<!-- Swiftype Variables -->


Green bonds need definitions and standards first

Kate Hollis said investors need to know what they’re getting into before starting a green bond program.

While some institutional investors are buying green bonds, sources said work is still needed around standards, wording and definitions before green bond investment becomes mainstream.

"We are getting a lot of questions, but seeing very little actual interest," said Kate Hollis, senior investment consultant in London at Willis Towers Watson PLC. "There are a couple of reasons. First, before you fund a green bond mandate you should ... define your beliefs around sustainability — a lot of clients are working on that." Ms. Hollis said investors "need to be clear about why they are investing in green bonds and what they expect to achieve."

Another issue is "the definition of what makes a bond green is peculiarly unclear." While a lot of work has been done on sustainable equities, work on the credit side has been lacking, she said.
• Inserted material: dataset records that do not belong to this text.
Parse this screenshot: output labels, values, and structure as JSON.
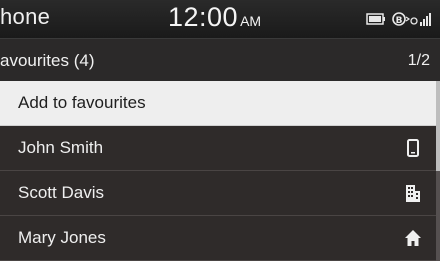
{
  "status_bar": {
    "app_title": "hone",
    "time": "12:00",
    "ampm": "AM",
    "icons": [
      "battery-icon",
      "bluetooth-icon",
      "signal-icon"
    ]
  },
  "header": {
    "title": "avourites (4)",
    "page": "1/2"
  },
  "list": {
    "items": [
      {
        "label": "Add to favourites",
        "icon": "",
        "selected": true
      },
      {
        "label": "John Smith",
        "icon": "mobile-phone-icon",
        "selected": false
      },
      {
        "label": "Scott Davis",
        "icon": "office-building-icon",
        "selected": false
      },
      {
        "label": "Mary Jones",
        "icon": "home-icon",
        "selected": false
      }
    ]
  },
  "colors": {
    "background": "#2f2b2a",
    "highlight": "#eeeeee",
    "text": "#efefef"
  }
}
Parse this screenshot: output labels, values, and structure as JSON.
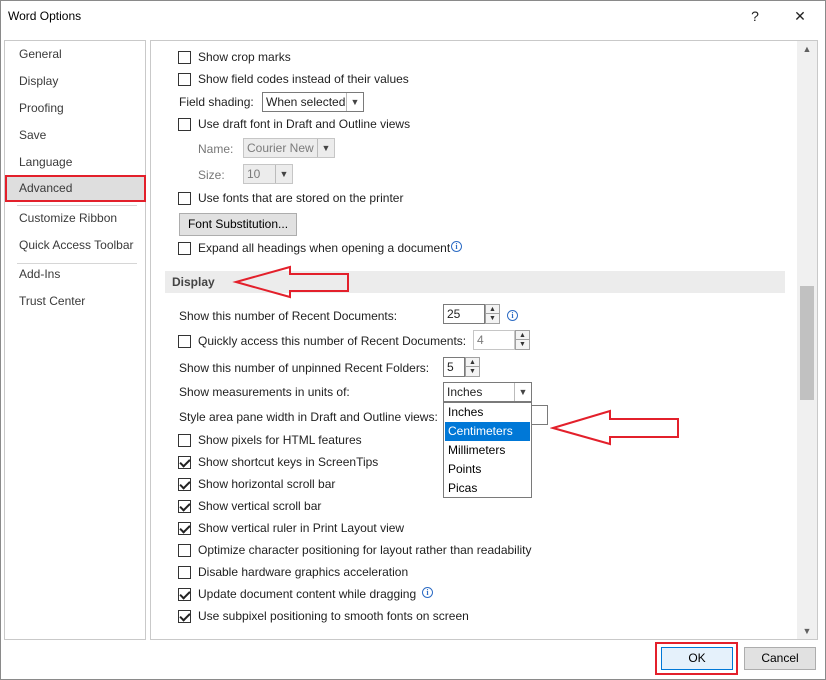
{
  "window": {
    "title": "Word Options",
    "help_label": "?",
    "close_label": "✕"
  },
  "nav": {
    "items": [
      {
        "label": "General"
      },
      {
        "label": "Display"
      },
      {
        "label": "Proofing"
      },
      {
        "label": "Save"
      },
      {
        "label": "Language"
      },
      {
        "label": "Advanced",
        "selected": true
      },
      {
        "label": "Customize Ribbon"
      },
      {
        "label": "Quick Access Toolbar"
      },
      {
        "label": "Add-Ins"
      },
      {
        "label": "Trust Center"
      }
    ]
  },
  "top_options": {
    "show_crop_marks": {
      "label": "Show crop marks",
      "checked": false
    },
    "show_field_codes": {
      "label": "Show field codes instead of their values",
      "checked": false
    },
    "field_shading": {
      "label": "Field shading:",
      "value": "When selected"
    },
    "draft_font": {
      "label": "Use draft font in Draft and Outline views",
      "checked": false
    },
    "name": {
      "label": "Name:",
      "value": "Courier New"
    },
    "size": {
      "label": "Size:",
      "value": "10"
    },
    "printer_fonts": {
      "label": "Use fonts that are stored on the printer",
      "checked": false
    },
    "font_substitution_button": "Font Substitution...",
    "expand_headings": {
      "label": "Expand all headings when opening a document",
      "checked": false
    }
  },
  "display_section": {
    "title": "Display",
    "recent_docs": {
      "label": "Show this number of Recent Documents:",
      "value": "25"
    },
    "quick_access": {
      "label": "Quickly access this number of Recent Documents:",
      "value": "4",
      "checked": false
    },
    "recent_folders": {
      "label": "Show this number of unpinned Recent Folders:",
      "value": "5"
    },
    "measurement_units": {
      "label": "Show measurements in units of:",
      "value": "Inches"
    },
    "style_area": {
      "label": "Style area pane width in Draft and Outline views:"
    },
    "pixels_html": {
      "label": "Show pixels for HTML features",
      "checked": false
    },
    "shortcut_keys": {
      "label": "Show shortcut keys in ScreenTips",
      "checked": true
    },
    "horizontal_scroll": {
      "label": "Show horizontal scroll bar",
      "checked": true
    },
    "vertical_scroll": {
      "label": "Show vertical scroll bar",
      "checked": true
    },
    "vertical_ruler": {
      "label": "Show vertical ruler in Print Layout view",
      "checked": true
    },
    "optimize_char": {
      "label": "Optimize character positioning for layout rather than readability",
      "checked": false
    },
    "disable_hw": {
      "label": "Disable hardware graphics acceleration",
      "checked": false
    },
    "update_dragging": {
      "label": "Update document content while dragging",
      "checked": true
    },
    "subpixel": {
      "label": "Use subpixel positioning to smooth fonts on screen",
      "checked": true
    }
  },
  "units_dropdown": {
    "options": [
      "Inches",
      "Centimeters",
      "Millimeters",
      "Points",
      "Picas"
    ],
    "highlighted": "Centimeters"
  },
  "footer": {
    "ok_label": "OK",
    "cancel_label": "Cancel"
  },
  "icons": {
    "info": "i",
    "combo_arrow": "▼",
    "spin_up": "▲",
    "spin_down": "▼",
    "scroll_up": "▲",
    "scroll_down": "▼"
  },
  "colors": {
    "highlight_red": "#e3202b",
    "selection_blue": "#0078d7"
  }
}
The International Capital Market Association, a membership organization for financial sector firms, formulated four principles on green bonds, but these are not legally binding noted Danish pension fund ATP, Hilleroed, in its 2017 Sustainability Report.

"The question of taxonomy is a huge one, and of course the whole term 'green bond' is based on the voluntary ICMA Green Bond Principles," said Monica Insoll, managing director and head of the credit market research team at Fitch Ratings Inc. in London. "It is very much up for grabs in terms of how anyone is defining it ... From an asset manager's perspective we think (assessing the greenness) is quite cumbersome, but we understand that many asset managers will buy a green bond based on if they know the issuer from holding other bonds. There is a debate on whether to tighten up (the definition). Fitch's rating criteria accounts for environmental, social and governance factors in a number of key areas and is explicit when they are key ratings drivers impacting the cash flows of issuers."

But work is being done. A European Commission-appointed High Level Expert Group examining sustainable finance in Europe said in its final report in January that official European sustainability standards for certain financial assets — beginning with green bonds — should be developed.

"We are encouraged by this and believe that progress in this area is likely to lead to a stronger and more transparent framework for sustainable investment opportunities," said Joshua Kendall, ESG analyst at Insight Investment in London.

While issuing a green bond follows no strict definition, "there is an increasing number of country-level and regional guidelines, for example the European Investment Bank and China Green Finance Committee are looking to harmonize the definitions for green investments between the EU and China," said Dominik Poiger, portfolio manager at Van Eck in Frankfurt. "Further harmonization could strengthen the label 'green bond' and help attract investors or develop investment solutions that target exclusively green investments."

But for some money managers, a lack of standards is an opportunity "because we can use our sustainability expertise to define and filter those green bonds that make sense from a long-term perspective," said Felipe Gordillo, senior ESG analyst at BNP Paribas Asset Management in Paris. However, he added: "One of the most interesting things we are seeing at this moment, specifically here in Europe, is that policymakers are starting to pay attention to the development of this market. One of the main topics within the report provided by the (High Level Expert Group) was on the topic of green bonds. One of the main propositions was to say here in Europe, the EC may want to work in the elaboration of a European green bonds standard. That will create a formal framework to issue green bonds in the European space."

Some issuers give investors exactly what they expect. The World Bank, which issued the first labelled green bond in 2008, "is unique in that the entire mandate for us is to promote sustainable development," said Heike Reichelt, head of investor relations and new product development in Washington. "So, every single project that we finance is designed based on the social impact it aims to achieve."

The organization is engaging with institutional investors on the United Nations Sustainable Development Goals — designed to work toward a sustainable future. The World Bank offers triple-A rated, liquid investment opportunities. Pension funds that already take an ESG approach to their equity portfolios often go to the organization as they search for ways to integrate sustainability into their fixed-income portfolios, she added. In that case, labeled bonds are a potential starting point, "because those are focused on transparency around the purpose of the investment and impact."

Some institutions already know what they want. A spokeswoman for the $231.6 billion California State Teachers' Retirement System, West Sacramento, said: "First and foremost, the bond must provide relative value and meet our credit standards. Then we would like the issuer to follow the (ICMA) Green Bond Principles or be certified by the Climate Bonds Initiative," an international not-for-profit organization.

It is "great" if an issued bond is by a familiar issuer so executives can focus on the green component of the bond, the statement continued, and "we prefer a roadshow on first-time issuers with adequate time for analysis. We would love roadshows every time, but that does not seem reasonable for repeat issuers. We prefer index-eligible bonds, though we can and have bought non-index eligible bonds."